At Stroud in 1897, protesting crowds congregated outside the market hall for three days in an attempt to prevent a public auction of household effects, seized by the authorities in a ‘distraint sale’. These were the belongings of a local family who had refused to let their children be vaccinated against Smallpox as the law required. Distraint sales like this had increasingly become an arena for protest and carnivalesque displays of public outrage and the Stroud riot was no exception. The crowd set fire to heather bushes, acted out pantomimic scenes in fancy dress, and pelted eggs at police constables and auctioneers. They overwhelmed the local police force, as well as the police who had been sent in from neighbouring towns and cities. But why would anybody riot against a vaccination programme set up to combat Smallpox? In this article, Holly John investigates a nineteenth century medical controversy and discovers that despite being the home of Dr Edward Jenner, the ‘Father of immunisation’, the south-west of England was also once home to a fervent anti-vaccination movement.
The Royal Bath & West Society, as it is now known, has its origin in a society founded in the City of Bath in 1777 'for the encouragement and improvement of agriculture, arts, manufactures and commerce'. The founder, Edmund Rack, was soon appointed Secretary and the 1inch pin of the group.
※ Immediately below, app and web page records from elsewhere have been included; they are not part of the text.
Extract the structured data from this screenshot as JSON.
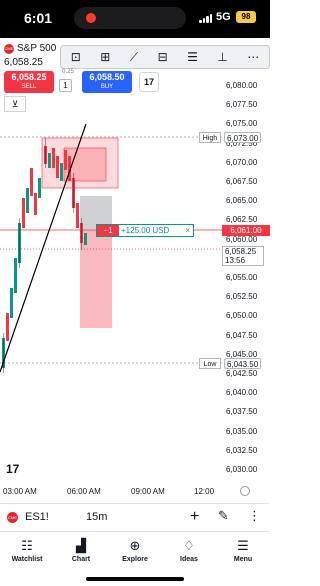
{
  "status": {
    "time": "6:01",
    "network": "5G",
    "battery": "98"
  },
  "chart": {
    "symbol": "S&P 500",
    "last_price": "6,058.25",
    "sell_price": "6,058.25",
    "sell_label": "SELL",
    "buy_price": "6,058.50",
    "buy_label": "BUY",
    "spread": "0.25",
    "quantity": "1",
    "tv_badge": "TV",
    "toolbar_icons": [
      "magnet-icon",
      "group-icon",
      "trendline-icon",
      "grid-icon",
      "settings-icon",
      "text-icon",
      "more-icon"
    ],
    "price_ticks": [
      "6,080.00",
      "6,077.50",
      "6,075.00",
      "6,072.50",
      "6,070.00",
      "6,067.50",
      "6,065.00",
      "6,062.50",
      "6,060.00",
      "6,057.50",
      "6,055.00",
      "6,052.50",
      "6,050.00",
      "6,047.50",
      "6,045.00",
      "6,042.50",
      "6,040.00",
      "6,037.50",
      "6,035.00",
      "6,032.50",
      "6,030.00"
    ],
    "high_label": "High",
    "high_price": "6,073.00",
    "low_label": "Low",
    "low_price": "6,043.50",
    "position_price": "6,061.00",
    "current_price": "6,058.25",
    "countdown": "13:56",
    "position": {
      "qty": "−1",
      "pnl": "+125.00 USD",
      "close": "×"
    },
    "time_ticks": [
      "03:00 AM",
      "06:00 AM",
      "09:00 AM",
      "12:00"
    ],
    "colors": {
      "up": "#089981",
      "down": "#f23645",
      "sell": "#f23645",
      "buy": "#2962ff"
    }
  },
  "symbol_bar": {
    "symbol": "ES1!",
    "interval": "15m"
  },
  "nav": [
    {
      "label": "Watchlist",
      "icon": "watchlist-icon"
    },
    {
      "label": "Chart",
      "icon": "chart-icon"
    },
    {
      "label": "Explore",
      "icon": "explore-icon"
    },
    {
      "label": "Ideas",
      "icon": "ideas-icon"
    },
    {
      "label": "Menu",
      "icon": "menu-icon"
    }
  ]
}
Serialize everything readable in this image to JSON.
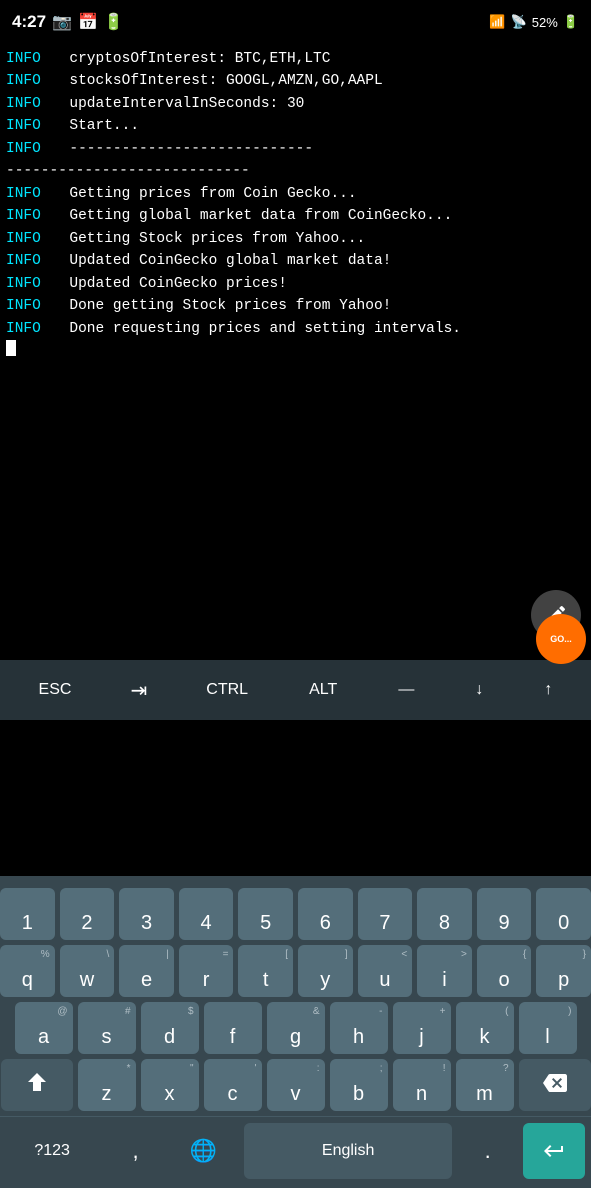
{
  "statusBar": {
    "time": "4:27",
    "battery": "52%",
    "signal": "52"
  },
  "terminal": {
    "lines": [
      {
        "type": "log",
        "level": "INFO",
        "text": "cryptosOfInterest: BTC,ETH,LTC"
      },
      {
        "type": "log",
        "level": "INFO",
        "text": "stocksOfInterest: GOOGL,AMZN,GO,AAPL"
      },
      {
        "type": "log",
        "level": "INFO",
        "text": "updateIntervalInSeconds: 30"
      },
      {
        "type": "log",
        "level": "INFO",
        "text": "Start..."
      },
      {
        "type": "log",
        "level": "INFO",
        "text": "----------------------------"
      },
      {
        "type": "divider",
        "text": "----------------------------"
      },
      {
        "type": "log",
        "level": "INFO",
        "text": "Getting prices from Coin Gecko..."
      },
      {
        "type": "log",
        "level": "INFO",
        "text": "Getting global market data from CoinGecko..."
      },
      {
        "type": "log",
        "level": "INFO",
        "text": "Getting Stock prices from Yahoo..."
      },
      {
        "type": "log",
        "level": "INFO",
        "text": "Updated CoinGecko global market data!"
      },
      {
        "type": "log",
        "level": "INFO",
        "text": "Updated CoinGecko prices!"
      },
      {
        "type": "log",
        "level": "INFO",
        "text": "Done getting Stock prices from Yahoo!"
      },
      {
        "type": "log",
        "level": "INFO",
        "text": "Done requesting prices and setting intervals."
      }
    ]
  },
  "specialKeys": {
    "esc": "ESC",
    "tab": "⇥",
    "ctrl": "CTRL",
    "alt": "ALT",
    "dash": "—",
    "down": "↓",
    "up": "↑"
  },
  "numberRow": [
    "1",
    "2",
    "3",
    "4",
    "5",
    "6",
    "7",
    "8",
    "9",
    "0"
  ],
  "rows": [
    {
      "keys": [
        {
          "label": "q",
          "super": "%"
        },
        {
          "label": "w",
          "super": "\\"
        },
        {
          "label": "e",
          "super": "|"
        },
        {
          "label": "r",
          "super": "="
        },
        {
          "label": "t",
          "super": "["
        },
        {
          "label": "y",
          "super": "]"
        },
        {
          "label": "u",
          "super": "<"
        },
        {
          "label": "i",
          "super": ">"
        },
        {
          "label": "o",
          "super": "{"
        },
        {
          "label": "p",
          "super": "}"
        }
      ]
    },
    {
      "keys": [
        {
          "label": "a",
          "super": "@"
        },
        {
          "label": "s",
          "super": "#"
        },
        {
          "label": "d",
          "super": "$"
        },
        {
          "label": "f",
          "super": ""
        },
        {
          "label": "g",
          "super": "&"
        },
        {
          "label": "h",
          "super": "-"
        },
        {
          "label": "j",
          "super": "+"
        },
        {
          "label": "k",
          "super": "("
        },
        {
          "label": "l",
          "super": ")"
        }
      ]
    },
    {
      "keys": [
        {
          "label": "z",
          "super": "*"
        },
        {
          "label": "x",
          "super": "\""
        },
        {
          "label": "c",
          "super": "'"
        },
        {
          "label": "v",
          "super": ":"
        },
        {
          "label": "b",
          "super": ";"
        },
        {
          "label": "n",
          "super": "!"
        },
        {
          "label": "m",
          "super": "?"
        }
      ]
    }
  ],
  "bottomBar": {
    "symbols": "?123",
    "comma": ",",
    "globe": "🌐",
    "english": "English",
    "period": ".",
    "enter": "↵"
  }
}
He vigorously conducted a wide range of correspondence and guided a programme of field experiments and prizes and rewards for improvements in agriculture and related practices. In this essay, Owen Ward uncovers the story of one of the Society's more 'spirited' and ambitious plans.
Being a Poor Law Guardian was an elected position which was open to certain middle and upper class women from 1869 and to women in general after 1894. The work was unpaid and in that sense similar to much work undertaken in the voluntary sector. Moira Martin examines the entry of women into one sphere of local government, the administration of Poor Relief.